Treatment: While medication can be prescribed by your doctor (metformin for diabetics, or hormone pills), more often than not, what is really recommended is a proper diet and regular exercise to regulate weight and hormonal levels.
Cervical cancer became a buzz word around 2008, when reports about an increase in women having the disease surfaced. At risk are those who “have Human Papilloma virus or HPV infection, had multiple sex partners, a husband whose previous wife died of cervical cancer, had intercourse and childbirth at an early age, smoke, and have lowered immune resistance,” says Dr. Cruz.
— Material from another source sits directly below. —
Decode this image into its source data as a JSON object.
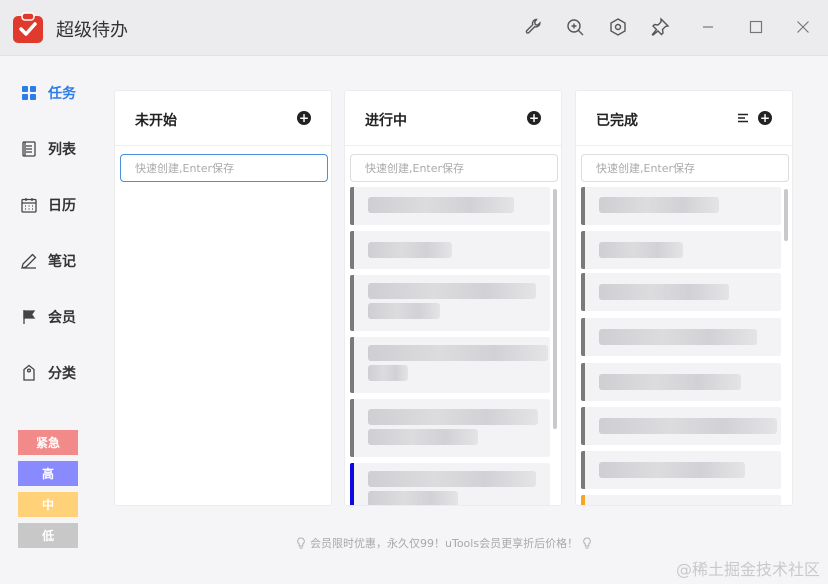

Tell-tale Signs: “Spotting of any form or bleeding, especially following intercourse, foul smelling vaginal discharge, and pelvic or lower abdominal pain are common symptoms of cervical cancer,” warns Dr. Cruz. But the red flag for cervical cancer is the inability to pee or urinate. If you experience any or all of these symptoms, consult with your OB immediately.
Treatment: “Treatment depends on the stage. It can be in the form of surgery in an early stage; however, if it’s already at a late stage, treatment will be via radiation or chemotherapy,” says Dr. Cruz. This is why a lot of doctors are recommending vaccination, which is “80 percent effective.” There can be some side effects, such as “pain on injection site, which may persist for one to three days, but it is relatively safe,” says Dr. Cruz.
Similar to myoma/fibroid, endometrial polyps are another type of growth in the lining of the uterus, describes Dr. Cruz. “It is very common: One out of three or four women may have polyps.”
Tell-tale Signs: There is no clear tell-tale sign for endometrial polyps, aside from abnormal vaginal bleeding, which is a serious indication (in which case the polyp has to be removed).
Treatment: While endometrial polyps are not harmful and may not necessarily require treatment or surgery from the onset, the criteria for treating polyps is dependent on the patient’s age and symptoms, such as bleeding. If she decides to get pregnant, the polyps have to be removed. Weight loss is also recommended because “fat cell tissues can be converted to cholesterol, which in turn can be a precursor to estrogen in our body,” says Dr. Cruz.
For more tips of diseases and disorders that affect women, check out these FN articles:
- Periodic Pain: 5 Things Every Woman Needs to Know About Dysmenorrhea
- 5 Things Every Woman Needs to Know about Endometriosis
- What Every Woman Should Know about Ovarian Cancer
- What Every Woman Should Know about Breast Cancer
- Hot GirlTalk Topic: What Every Woman Should Know about Cervical Cancer
- Hot GirlTalk Topic: What Every Woman Should Know about Polycystic Ovarian Syndrome (PCOS)
(First published in Good Housekeeping Magazine, Good Health section as "Myoma, Cysts, Polyps, and Cervical Cancer" in April 2010; first photo by alubavin via Flickr Creative Commons; second photo by Mylla via Flickr Creative Commons; adapted for use in Female Network)